MATERIAL SHOWN below:

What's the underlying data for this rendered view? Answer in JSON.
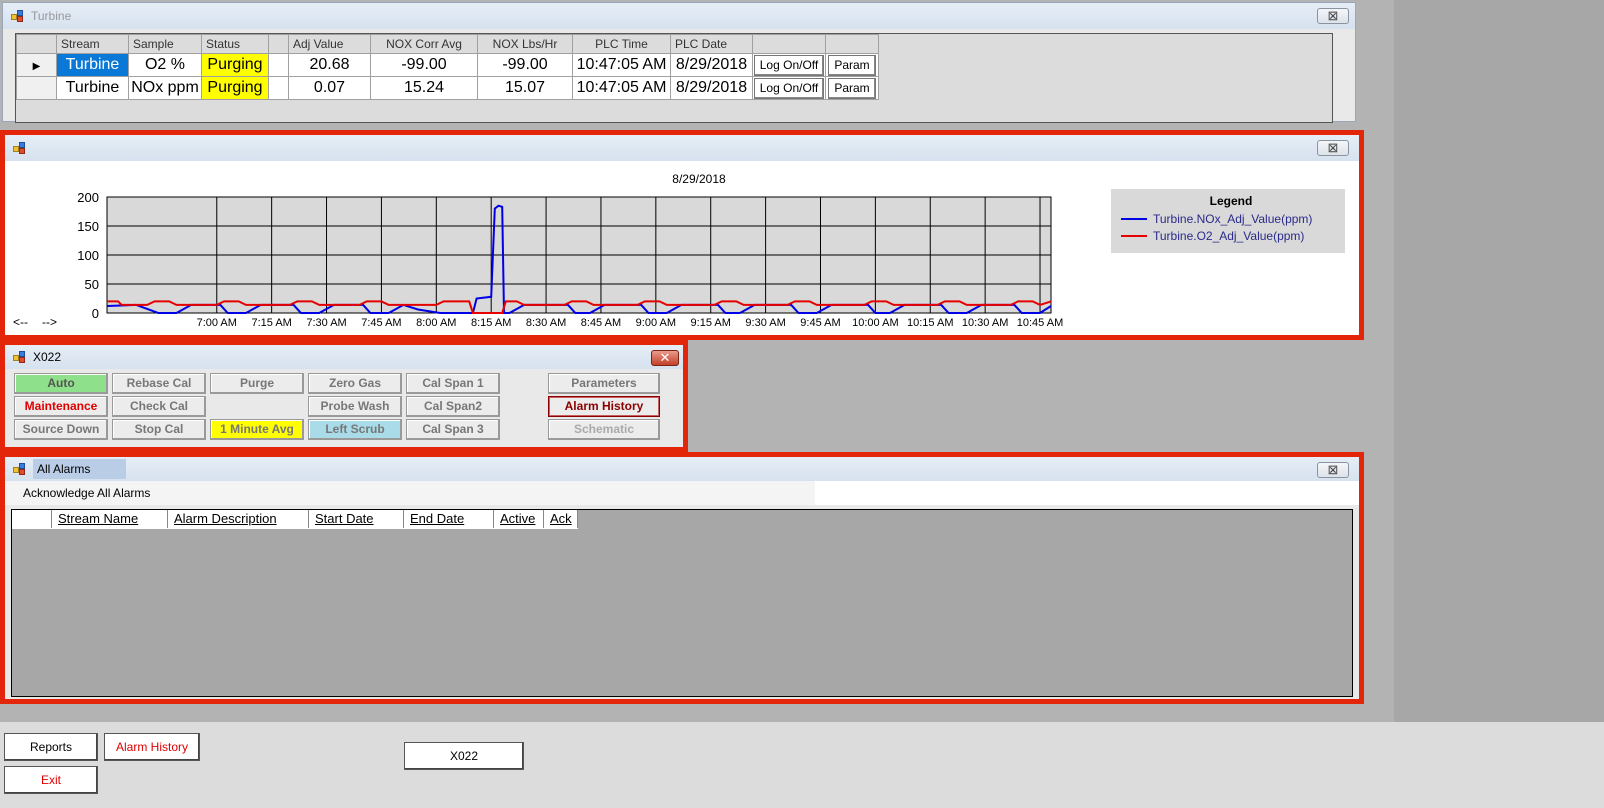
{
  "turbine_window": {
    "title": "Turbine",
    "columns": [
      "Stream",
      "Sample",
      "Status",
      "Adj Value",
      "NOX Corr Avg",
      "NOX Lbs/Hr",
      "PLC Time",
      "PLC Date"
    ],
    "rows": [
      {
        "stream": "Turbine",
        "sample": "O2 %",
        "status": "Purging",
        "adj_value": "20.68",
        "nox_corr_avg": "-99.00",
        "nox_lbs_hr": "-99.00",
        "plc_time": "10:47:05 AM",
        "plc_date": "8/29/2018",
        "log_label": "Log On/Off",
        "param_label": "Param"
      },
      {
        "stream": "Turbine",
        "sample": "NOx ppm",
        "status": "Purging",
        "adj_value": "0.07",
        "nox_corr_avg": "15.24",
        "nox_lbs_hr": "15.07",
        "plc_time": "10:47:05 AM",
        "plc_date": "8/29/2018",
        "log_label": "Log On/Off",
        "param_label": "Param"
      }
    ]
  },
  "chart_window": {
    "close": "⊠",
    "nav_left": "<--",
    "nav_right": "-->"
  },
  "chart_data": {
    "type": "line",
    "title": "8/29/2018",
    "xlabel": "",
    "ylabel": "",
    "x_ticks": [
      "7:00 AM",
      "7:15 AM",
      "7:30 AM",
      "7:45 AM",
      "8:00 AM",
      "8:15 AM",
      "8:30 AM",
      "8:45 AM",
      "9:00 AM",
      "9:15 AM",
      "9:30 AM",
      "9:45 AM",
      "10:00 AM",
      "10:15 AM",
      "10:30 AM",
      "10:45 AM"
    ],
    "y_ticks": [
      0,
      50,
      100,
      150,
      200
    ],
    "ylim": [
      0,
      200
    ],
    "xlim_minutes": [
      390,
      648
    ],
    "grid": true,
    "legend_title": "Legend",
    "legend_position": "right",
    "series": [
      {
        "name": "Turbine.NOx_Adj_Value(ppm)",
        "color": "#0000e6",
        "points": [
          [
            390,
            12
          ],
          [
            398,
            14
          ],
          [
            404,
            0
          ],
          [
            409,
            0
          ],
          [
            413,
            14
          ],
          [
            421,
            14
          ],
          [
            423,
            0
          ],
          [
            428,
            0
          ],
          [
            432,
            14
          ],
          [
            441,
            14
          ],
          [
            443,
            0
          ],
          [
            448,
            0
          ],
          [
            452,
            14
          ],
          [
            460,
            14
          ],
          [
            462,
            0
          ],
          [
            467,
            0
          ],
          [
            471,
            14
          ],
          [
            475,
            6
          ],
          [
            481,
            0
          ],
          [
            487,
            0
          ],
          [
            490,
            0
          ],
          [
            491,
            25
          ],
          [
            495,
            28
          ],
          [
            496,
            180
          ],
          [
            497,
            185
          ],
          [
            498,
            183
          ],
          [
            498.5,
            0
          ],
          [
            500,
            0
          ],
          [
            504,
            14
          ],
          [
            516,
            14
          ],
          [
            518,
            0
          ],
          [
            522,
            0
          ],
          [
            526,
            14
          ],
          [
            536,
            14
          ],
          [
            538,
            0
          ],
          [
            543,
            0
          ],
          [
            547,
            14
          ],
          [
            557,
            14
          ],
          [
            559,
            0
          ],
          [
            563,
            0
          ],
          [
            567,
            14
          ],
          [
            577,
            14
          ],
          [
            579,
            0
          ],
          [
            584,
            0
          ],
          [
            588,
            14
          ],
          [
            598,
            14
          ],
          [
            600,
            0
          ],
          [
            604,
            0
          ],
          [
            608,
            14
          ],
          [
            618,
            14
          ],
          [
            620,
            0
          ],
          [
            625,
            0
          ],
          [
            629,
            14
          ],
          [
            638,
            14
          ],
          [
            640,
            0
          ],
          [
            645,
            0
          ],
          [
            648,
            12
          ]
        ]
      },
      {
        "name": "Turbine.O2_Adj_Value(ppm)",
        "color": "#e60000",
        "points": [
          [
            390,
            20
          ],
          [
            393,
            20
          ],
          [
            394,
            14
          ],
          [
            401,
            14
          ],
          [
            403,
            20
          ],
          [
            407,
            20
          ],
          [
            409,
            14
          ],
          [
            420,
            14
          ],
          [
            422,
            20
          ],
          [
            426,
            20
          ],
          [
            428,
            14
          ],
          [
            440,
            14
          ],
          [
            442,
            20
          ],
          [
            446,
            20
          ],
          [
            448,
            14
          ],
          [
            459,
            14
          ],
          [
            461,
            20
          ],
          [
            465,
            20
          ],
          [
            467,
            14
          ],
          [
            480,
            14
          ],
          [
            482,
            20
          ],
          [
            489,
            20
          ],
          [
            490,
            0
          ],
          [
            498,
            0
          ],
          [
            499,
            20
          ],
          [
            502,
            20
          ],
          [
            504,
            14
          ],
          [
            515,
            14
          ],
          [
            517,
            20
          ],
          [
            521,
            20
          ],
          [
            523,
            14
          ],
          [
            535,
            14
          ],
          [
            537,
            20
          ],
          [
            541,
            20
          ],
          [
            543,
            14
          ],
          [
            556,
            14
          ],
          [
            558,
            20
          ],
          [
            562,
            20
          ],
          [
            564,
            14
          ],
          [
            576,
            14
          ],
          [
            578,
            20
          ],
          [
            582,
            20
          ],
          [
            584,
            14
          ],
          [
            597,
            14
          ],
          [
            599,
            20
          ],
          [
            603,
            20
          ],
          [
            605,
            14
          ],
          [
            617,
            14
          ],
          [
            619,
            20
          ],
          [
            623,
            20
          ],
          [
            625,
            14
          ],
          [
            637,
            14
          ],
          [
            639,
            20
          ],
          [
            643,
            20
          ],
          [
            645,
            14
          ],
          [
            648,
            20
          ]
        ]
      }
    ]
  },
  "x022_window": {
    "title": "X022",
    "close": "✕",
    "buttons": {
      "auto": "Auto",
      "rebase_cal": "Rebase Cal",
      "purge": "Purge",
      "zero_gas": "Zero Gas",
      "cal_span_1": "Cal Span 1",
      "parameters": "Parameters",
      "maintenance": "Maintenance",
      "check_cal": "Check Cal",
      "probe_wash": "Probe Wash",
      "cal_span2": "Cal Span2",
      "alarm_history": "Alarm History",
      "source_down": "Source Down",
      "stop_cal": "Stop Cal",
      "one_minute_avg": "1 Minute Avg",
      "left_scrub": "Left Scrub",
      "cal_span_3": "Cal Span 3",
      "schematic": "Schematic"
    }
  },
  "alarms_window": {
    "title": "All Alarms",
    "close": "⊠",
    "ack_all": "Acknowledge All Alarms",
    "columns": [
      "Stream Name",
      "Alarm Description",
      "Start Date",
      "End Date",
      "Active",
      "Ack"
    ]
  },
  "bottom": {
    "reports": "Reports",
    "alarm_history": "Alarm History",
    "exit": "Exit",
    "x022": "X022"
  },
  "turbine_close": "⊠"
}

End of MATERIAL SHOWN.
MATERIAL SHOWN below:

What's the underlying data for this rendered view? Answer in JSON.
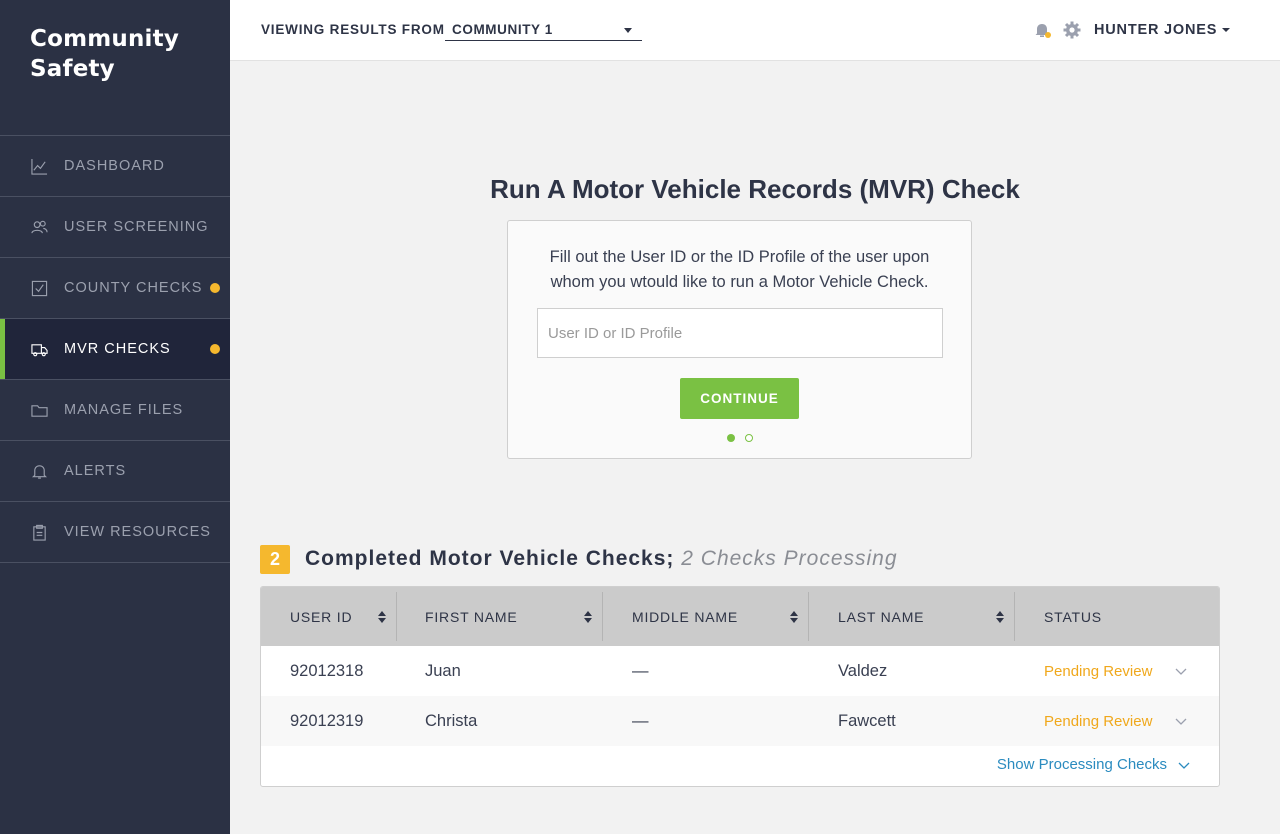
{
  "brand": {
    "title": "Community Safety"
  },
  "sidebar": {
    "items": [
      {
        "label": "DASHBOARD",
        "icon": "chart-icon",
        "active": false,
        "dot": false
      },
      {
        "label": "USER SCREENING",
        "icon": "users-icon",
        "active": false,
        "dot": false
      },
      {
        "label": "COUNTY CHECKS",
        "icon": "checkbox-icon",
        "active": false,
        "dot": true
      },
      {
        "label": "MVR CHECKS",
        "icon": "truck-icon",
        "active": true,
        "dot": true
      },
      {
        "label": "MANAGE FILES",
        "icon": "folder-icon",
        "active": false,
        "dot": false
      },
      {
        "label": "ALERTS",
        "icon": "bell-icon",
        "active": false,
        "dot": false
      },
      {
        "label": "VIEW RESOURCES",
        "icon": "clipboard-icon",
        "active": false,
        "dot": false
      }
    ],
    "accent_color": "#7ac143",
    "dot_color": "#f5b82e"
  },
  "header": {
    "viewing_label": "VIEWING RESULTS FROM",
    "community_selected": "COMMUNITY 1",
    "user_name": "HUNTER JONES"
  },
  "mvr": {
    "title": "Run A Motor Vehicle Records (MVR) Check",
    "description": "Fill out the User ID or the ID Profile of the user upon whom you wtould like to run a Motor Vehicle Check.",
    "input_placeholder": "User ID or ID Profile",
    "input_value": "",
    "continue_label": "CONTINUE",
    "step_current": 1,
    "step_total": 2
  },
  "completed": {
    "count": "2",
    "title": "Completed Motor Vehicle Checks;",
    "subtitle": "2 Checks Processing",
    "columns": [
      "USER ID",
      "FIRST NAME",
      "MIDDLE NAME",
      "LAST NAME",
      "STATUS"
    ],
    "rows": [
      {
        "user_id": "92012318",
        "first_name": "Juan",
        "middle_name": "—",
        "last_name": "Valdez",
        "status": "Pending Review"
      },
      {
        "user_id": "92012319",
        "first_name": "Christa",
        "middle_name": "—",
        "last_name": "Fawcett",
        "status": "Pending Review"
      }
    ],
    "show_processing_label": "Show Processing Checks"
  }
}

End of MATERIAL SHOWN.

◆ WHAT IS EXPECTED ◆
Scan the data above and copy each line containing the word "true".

◆ YOUR SOLUTION ◆
    "grid": true,
        "dot": true
        "active": true,
        "dot": true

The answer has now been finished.